There are many things that can happen to a defendant who fails to make an appearance in court after he or she has posted bail. These include facing an arrest, wage garnishment, and lien on assets or other properties that haven’t been used as a form of collateral.
A failure to appear warrant is commonly issued by a judge to such a defendant. This will then be entered into the various databases of law enforcement organizations. If the fugitive who has avoided prosecution or arrest is hindered by police, there is a very huge probability that he or she will be arrested. The defendant will then be brought back to the jurisdiction where the charges were initially filed. In addition, individuals who have acted as co-signers (in putting up the collateral with bail bonding charges) and who have signed a contract stating that the defendant will appear in court are put at a risk of losing their assets.
Bail bonds are used to represent an agreement wherein a defendant promises to make an appearance in court on a particular, specified date. Judges will then determine whether to have that person released from custody either on a secured or an unsecured bond. A secured bond is a form of upfront cash deposit. In most cases, this payment is 10% of the overall bail amount.
If the defendant is able to keep to his or her promises of making all appearances, it is possible that the bail will be exonerated. The payment that he or she has already made may also be returned after the court fees have been subtracted. If the defendant is not able to do this, however, the deposit that has been paid will be forfeited. The total bail amount will also become due.

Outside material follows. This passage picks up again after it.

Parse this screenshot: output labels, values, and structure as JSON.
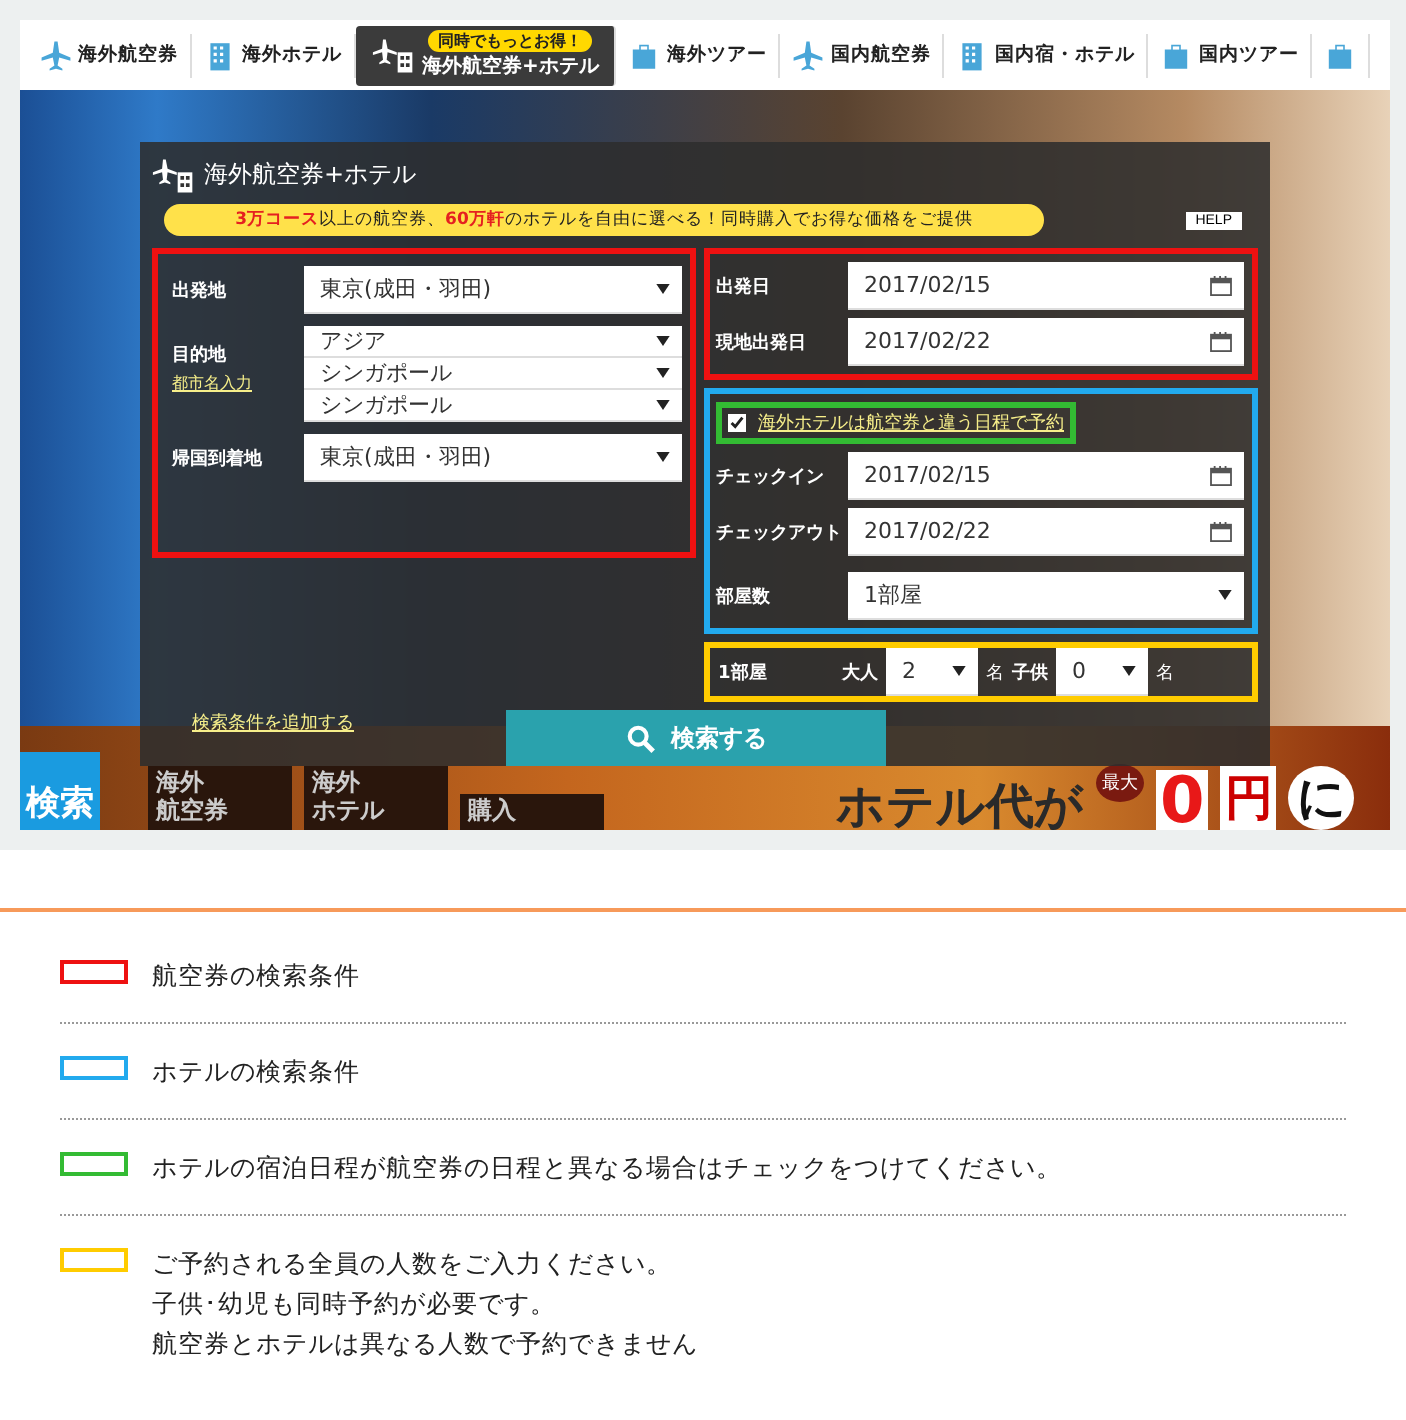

Unsecured appearance bail bonds, on the other hand, is a process wherein a suspect will be released based on recognizance. The judge will have to set a bail amount but will not require any cash payment or form of collateral as a bail condition. These unsecured bonds are typically given to minor offenses as well as defendants who are not considered to be flight risks.

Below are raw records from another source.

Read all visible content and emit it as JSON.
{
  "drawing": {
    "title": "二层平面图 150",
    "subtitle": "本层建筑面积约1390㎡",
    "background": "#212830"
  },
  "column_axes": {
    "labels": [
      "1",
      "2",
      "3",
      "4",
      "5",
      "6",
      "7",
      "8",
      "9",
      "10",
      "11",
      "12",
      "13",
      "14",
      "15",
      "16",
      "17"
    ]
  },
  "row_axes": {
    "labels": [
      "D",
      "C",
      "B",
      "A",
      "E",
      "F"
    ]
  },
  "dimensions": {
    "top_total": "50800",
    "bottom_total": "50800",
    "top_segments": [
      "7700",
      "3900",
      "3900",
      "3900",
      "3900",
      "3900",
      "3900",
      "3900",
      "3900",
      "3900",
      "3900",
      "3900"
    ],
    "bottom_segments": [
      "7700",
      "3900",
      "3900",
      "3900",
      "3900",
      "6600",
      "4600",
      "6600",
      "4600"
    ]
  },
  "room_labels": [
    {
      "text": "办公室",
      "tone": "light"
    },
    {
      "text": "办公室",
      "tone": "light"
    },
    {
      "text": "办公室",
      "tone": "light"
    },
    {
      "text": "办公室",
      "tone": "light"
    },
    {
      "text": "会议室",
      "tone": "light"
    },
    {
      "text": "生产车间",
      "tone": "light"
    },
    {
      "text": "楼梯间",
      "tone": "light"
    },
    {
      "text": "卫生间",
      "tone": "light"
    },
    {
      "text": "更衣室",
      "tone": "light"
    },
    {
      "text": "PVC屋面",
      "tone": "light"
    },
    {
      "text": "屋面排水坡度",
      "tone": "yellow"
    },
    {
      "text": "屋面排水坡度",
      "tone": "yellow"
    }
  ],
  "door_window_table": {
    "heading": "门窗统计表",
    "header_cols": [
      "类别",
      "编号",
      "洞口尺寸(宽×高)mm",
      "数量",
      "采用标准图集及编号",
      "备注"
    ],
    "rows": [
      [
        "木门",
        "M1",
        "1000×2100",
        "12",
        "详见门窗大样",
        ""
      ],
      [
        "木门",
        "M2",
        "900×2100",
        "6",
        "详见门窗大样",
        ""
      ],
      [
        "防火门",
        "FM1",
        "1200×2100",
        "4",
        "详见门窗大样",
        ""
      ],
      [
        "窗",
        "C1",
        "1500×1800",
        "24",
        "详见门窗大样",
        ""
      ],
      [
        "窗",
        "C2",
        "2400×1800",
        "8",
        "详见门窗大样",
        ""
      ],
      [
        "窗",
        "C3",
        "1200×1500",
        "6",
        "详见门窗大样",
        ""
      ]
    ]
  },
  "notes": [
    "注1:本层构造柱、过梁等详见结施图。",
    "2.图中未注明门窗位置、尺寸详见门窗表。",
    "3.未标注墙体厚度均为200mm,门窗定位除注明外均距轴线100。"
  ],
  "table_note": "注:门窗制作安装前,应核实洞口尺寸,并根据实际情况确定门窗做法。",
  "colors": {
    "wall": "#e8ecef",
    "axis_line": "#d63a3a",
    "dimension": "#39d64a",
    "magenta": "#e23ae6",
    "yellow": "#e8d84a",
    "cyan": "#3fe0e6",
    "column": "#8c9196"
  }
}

A bail bond is typically exonerated if the defendant has been sentenced or if he or she has been found to be innocent. In addition, exoneration of bail bonds may also take place if the charges are dismissed or if granting of a deferred program has occurred. All court dates must still be met though. The defendant should also pay for all court fees before a judge will exonerate the bail bond.